Skin Allergies – Types, Symptoms, Causes, and Diagnosis
Skin Allergies – Overview
Allergies are one of the most common chronic diseases. 30% of the population in India suffers from some form of allergy.
Allergy is an immune response to substances that are usually harmless. The substances that cause allergic reactions are Allergens. The common Allergens are
- Animals, especially furry animals
- Food, such as milk, gluten
- Bites of wasps and bees
- Pollution and Dust
- Mites and Molds
- Household chemicals and sprays
- Certain medication
Skin allergies are a reaction to an allergen or irritant and can be caused by a variety of factors. When an allergen is responsible for triggering an immune system response, then it is an allergic skin condition.
During an immune system response, the body makes an antibody called immunoglobulin E (IgE). These antibodies respond to allergens. The symptoms that result are an allergic reaction.
What are the causes of Skin Allergy?
Triggers that can lead to skin allergy include:
- Pet dander
- Poison ivy or poison oak
- Laundry detergent
What are the types of Skin Allergy reactions?
The most common types of skin allergy reactions are:
- Eczema: Eczema, also known as atopic dermatitis, is the most common skin condition, especially in children. A common symptom of eczema is dry, red, irritated, and itchy skin. Eczema is often linked with asthma, allergic rhinitis (hay fever), or food allergy.
- Hives: Hives (urticaria) are red bumps or welts that appear on the body. The condition is called acute urticaria if it lasts for no more than 6 weeks, and chronic urticaria if it persists beyond 6 weeks. Acute urticaria is most commonly caused by exposure to an allergen or by an infection. Acute urticaria can also be triggered by non-allergic causes such as heat or exercise, as well as medications, food items such as peanuts, tree nuts, shellfish, insect bites, or infections.
- Contact Dermatitis: Contact Dermatitis is a reaction that appears when the skin comes in contact with an irritant or an allergen. Symptoms can include a rash, blisters, itching, and burning. Soaps, laundry detergents, fabric softeners, shampoos, nickel, adhesives, nail polish, and latex gloves can all cause contact dermatitis.

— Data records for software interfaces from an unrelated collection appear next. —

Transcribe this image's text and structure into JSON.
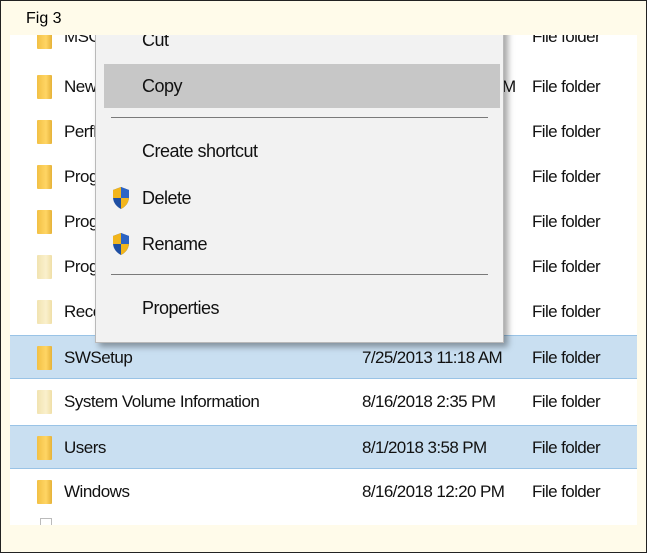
{
  "caption": "Fig 3",
  "context_menu": {
    "items": [
      {
        "label": "Cut",
        "icon": ""
      },
      {
        "label": "Copy",
        "icon": ""
      },
      {
        "label": "Create shortcut",
        "icon": ""
      },
      {
        "label": "Delete",
        "icon": "uac-shield-icon"
      },
      {
        "label": "Rename",
        "icon": "uac-shield-icon"
      },
      {
        "label": "Properties",
        "icon": ""
      }
    ]
  },
  "files": [
    {
      "name": "MSO",
      "date": "",
      "type": "File folder",
      "selected": false,
      "style": "full"
    },
    {
      "name": "New",
      "date": "M",
      "type": "File folder",
      "selected": false,
      "style": "full"
    },
    {
      "name": "PerfL",
      "date": "",
      "type": "File folder",
      "selected": false,
      "style": "full"
    },
    {
      "name": "Prog",
      "date": "",
      "type": "File folder",
      "selected": false,
      "style": "full"
    },
    {
      "name": "Prog",
      "date": "",
      "type": "File folder",
      "selected": false,
      "style": "full"
    },
    {
      "name": "Prog",
      "date": "",
      "type": "File folder",
      "selected": false,
      "style": "pale"
    },
    {
      "name": "Reco",
      "date": "",
      "type": "File folder",
      "selected": false,
      "style": "pale"
    },
    {
      "name": "SWSetup",
      "date": "7/25/2013 11:18 AM",
      "type": "File folder",
      "selected": true,
      "style": "full"
    },
    {
      "name": "System Volume Information",
      "date": "8/16/2018 2:35 PM",
      "type": "File folder",
      "selected": false,
      "style": "pale"
    },
    {
      "name": "Users",
      "date": "8/1/2018 3:58 PM",
      "type": "File folder",
      "selected": true,
      "style": "full"
    },
    {
      "name": "Windows",
      "date": "8/16/2018 12:20 PM",
      "type": "File folder",
      "selected": false,
      "style": "full"
    }
  ],
  "colors": {
    "selection": "#c9dff1",
    "menu_background": "#f2f2f2",
    "menu_hover": "#c7c7c7",
    "caption_background": "#fffbea",
    "folder_yellow": "#ffd564"
  }
}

- Angioedema: Angioedema is swelling in the deep layers of the skin and many times occurs in soft tissues such as the eyelids, mouth, or genitals. It is often seen together with urticaria (hives). Angioedema is called acute, if the condition lasts only a short time such as minutes to hours. Acute angioedema is commonly caused by an allergic reaction to medications or foods. Chronic recurrent angioedema is when the condition returns over a long period.
- Hereditary Angioedema: Hereditary angioedema is a rare, but serious genetic condition involving swelling in various body parts including the hands, feet, face, intestinal wall, and airways.
What are the symptoms of Skin Allergy?
A skin rash is the primary symptom of an allergic skin reaction.
The rash may start as an itching sensation, a raised bump, redness, or any combination of:
- Raised bumps
- Scaling or flaking of skin
- Cracked skin
What are the tips to prevent Skin Allergy?
The following tips can be utilised to take control of Skin Allergy:
- Minimize time in direct sunlight
- Keep irritated skin protected with a moisturizer
- Avoid contact with irritants
- Avoid scratching rash or hives
How is Skin Allergy diagnosed?
If you see any of the symptoms of Skin Allergy, speak to your doctor today.
The doctor will consider your family, medical history, and your symptoms and may recommend the following tests to make a diagnosis.
- Skin test. Your skin is exposed to small amounts of the proteins found in potential allergens. If you’re allergic, you’ll likely develop a raised bump (hive) at the test spot on your skin.
- Blood test. Measures the amount of allergy-causing antibodies in your bloodstream, known as immunoglobulin E (IgE) antibodies.